MANY of the UK’s top City and business leaders last night hailed the effect Baroness Thatcher’s entrepreneurial spirit and liberalisation of the markets had on their lives.
“She was our finest postwar PM,” said Michael Spencer, who founded Intercapital Private Group – now Icap – after leaving now-defunct investment bank Drexel Burnham.
“She was bold, visionary and single minded, and her actions in the early 1980s set the stage for Britain’s economic recovery and return to global competitiveness that extended for 25 years.”
Icap’s birth in 1986 coincided with Thatcher’s revolutionary deregulation of the stock markets – dubbed the Big Bang – which saw London catapulted onto the global financial map and started an inflow of capital to the City as trading was taken off the floor and onto screens.
“She helped turn share owning into a real thing for the man on the street,” said Brian Winterflood, the chairman of Winterflood Securities who began his City career at Greener Dreyfus & Co in 1953, the same year Thatcher qualified as a barrister. “She opened up the City up to all sorts of people and the City came alive again.”
Howard Leigh, who left the safety of Deloitte’s M&A practice in 1988 to set up boutique adviser Cavendish Corporate Finance, said he never would have made the leap had it not been for Thatcher’s “vision and inspiration”. He added: “She propelled budding entrepreneurs to take that chance by creating a climate that encouraged business people to see an opportunity and realise it even if it involved a significant risk.”
Virgin Group founder Sir Richard Branson praised her championing of his then-fledgling airline.
“She and MP Malcolm Rifkind stuck their necks out against British Airways in allowing Virgin Atlantic to fly from Heathrow. If we hadn’t been admitted, I don’t think we would have survived.”
Labour peer Lord Sugar, whose electronics firm Amstrad doubled its profit and market valuation every year in the 1980s, praised her democratic view of business: “Baroness Thatcher... kick started the entrepreneurial revolution that allowed chirpy chappies to succeed and not just the elite.”
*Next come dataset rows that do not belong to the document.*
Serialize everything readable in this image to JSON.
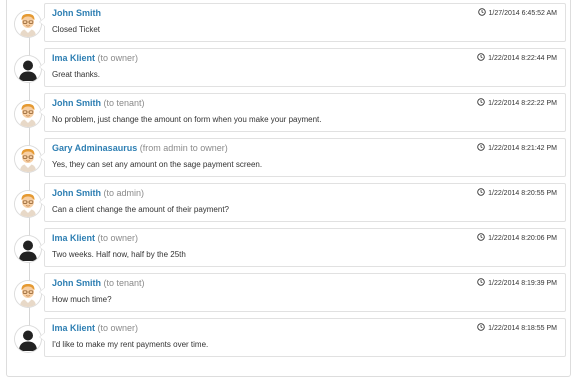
{
  "entries": [
    {
      "author": "John Smith",
      "role": "",
      "date": "1/27/2014 6:45:52 AM",
      "message": "Closed Ticket",
      "avatar": "staff-avatar"
    },
    {
      "author": "Ima Klient",
      "role": "(to owner)",
      "date": "1/22/2014 8:22:44 PM",
      "message": "Great thanks.",
      "avatar": "client-avatar"
    },
    {
      "author": "John Smith",
      "role": "(to tenant)",
      "date": "1/22/2014 8:22:22 PM",
      "message": "No problem, just change the amount on form when you make your payment.",
      "avatar": "staff-avatar"
    },
    {
      "author": "Gary Adminasaurus",
      "role": "(from admin to owner)",
      "date": "1/22/2014 8:21:42 PM",
      "message": "Yes, they can set any amount on the sage payment screen.",
      "avatar": "staff-avatar"
    },
    {
      "author": "John Smith",
      "role": "(to admin)",
      "date": "1/22/2014 8:20:55 PM",
      "message": "Can a client change the amount of their payment?",
      "avatar": "staff-avatar"
    },
    {
      "author": "Ima Klient",
      "role": "(to owner)",
      "date": "1/22/2014 8:20:06 PM",
      "message": "Two weeks. Half now, half by the 25th",
      "avatar": "client-avatar"
    },
    {
      "author": "John Smith",
      "role": "(to tenant)",
      "date": "1/22/2014 8:19:39 PM",
      "message": "How much time?",
      "avatar": "staff-avatar"
    },
    {
      "author": "Ima Klient",
      "role": "(to owner)",
      "date": "1/22/2014 8:18:55 PM",
      "message": "I'd like to make my rent payments over time.",
      "avatar": "client-avatar"
    }
  ],
  "colors": {
    "author": "#2e7fb3",
    "role": "#8a8a8a",
    "border": "#e1e1e1"
  },
  "icons": {
    "timestamp": "clock-icon"
  }
}
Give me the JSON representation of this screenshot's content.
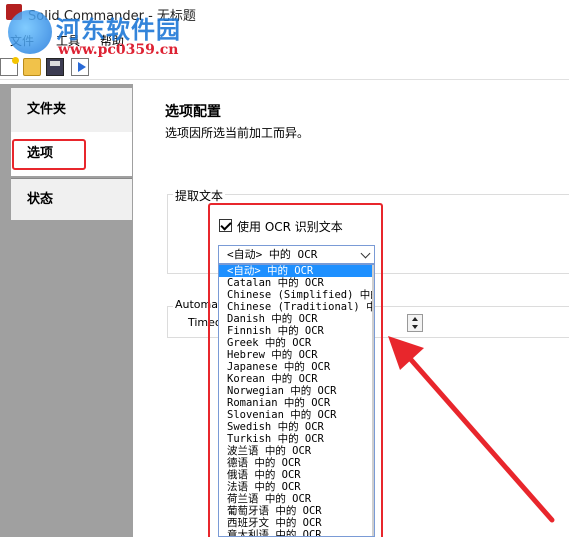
{
  "window": {
    "title": "Solid Commander - 无标题"
  },
  "watermark": {
    "name": "河东软件园",
    "url": "www.pc0359.cn"
  },
  "menu": {
    "file": "文件",
    "tools": "工具",
    "help": "帮助"
  },
  "sidebar": {
    "items": [
      {
        "label": "文件夹"
      },
      {
        "label": "选项"
      },
      {
        "label": "状态"
      }
    ]
  },
  "main": {
    "title": "选项配置",
    "description": "选项因所选当前加工而异。",
    "extract_group": "提取文本",
    "ocr_checkbox": "使用 OCR 识别文本",
    "ocr_combo_value": "<自动> 中的 OCR",
    "automate_group": "Automate",
    "timeout_label": "Timeo"
  },
  "dropdown": {
    "options": [
      "<自动> 中的 OCR",
      "Catalan 中的 OCR",
      "Chinese (Simplified) 中的",
      "Chinese (Traditional) 中的",
      "Danish 中的 OCR",
      "Finnish 中的 OCR",
      "Greek 中的 OCR",
      "Hebrew 中的 OCR",
      "Japanese 中的 OCR",
      "Korean 中的 OCR",
      "Norwegian 中的 OCR",
      "Romanian 中的 OCR",
      "Slovenian 中的 OCR",
      "Swedish 中的 OCR",
      "Turkish 中的 OCR",
      "波兰语 中的 OCR",
      "德语 中的 OCR",
      "俄语 中的 OCR",
      "法语 中的 OCR",
      "荷兰语 中的 OCR",
      "葡萄牙语 中的 OCR",
      "西班牙文 中的 OCR",
      "意大利语 中的 OCR"
    ]
  },
  "colors": {
    "annotation": "#e8262c",
    "selection": "#1e90ff"
  }
}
But not all City pioneers were so impressed by Thatcher’s legacy. Helena Morrissey, chief executive of Newton Investment and a champion of women in the boardroom, tweeted: “In all her years in power Thatcher only appointed one other woman to the Cabinet. Today is about broader advancement for many women.”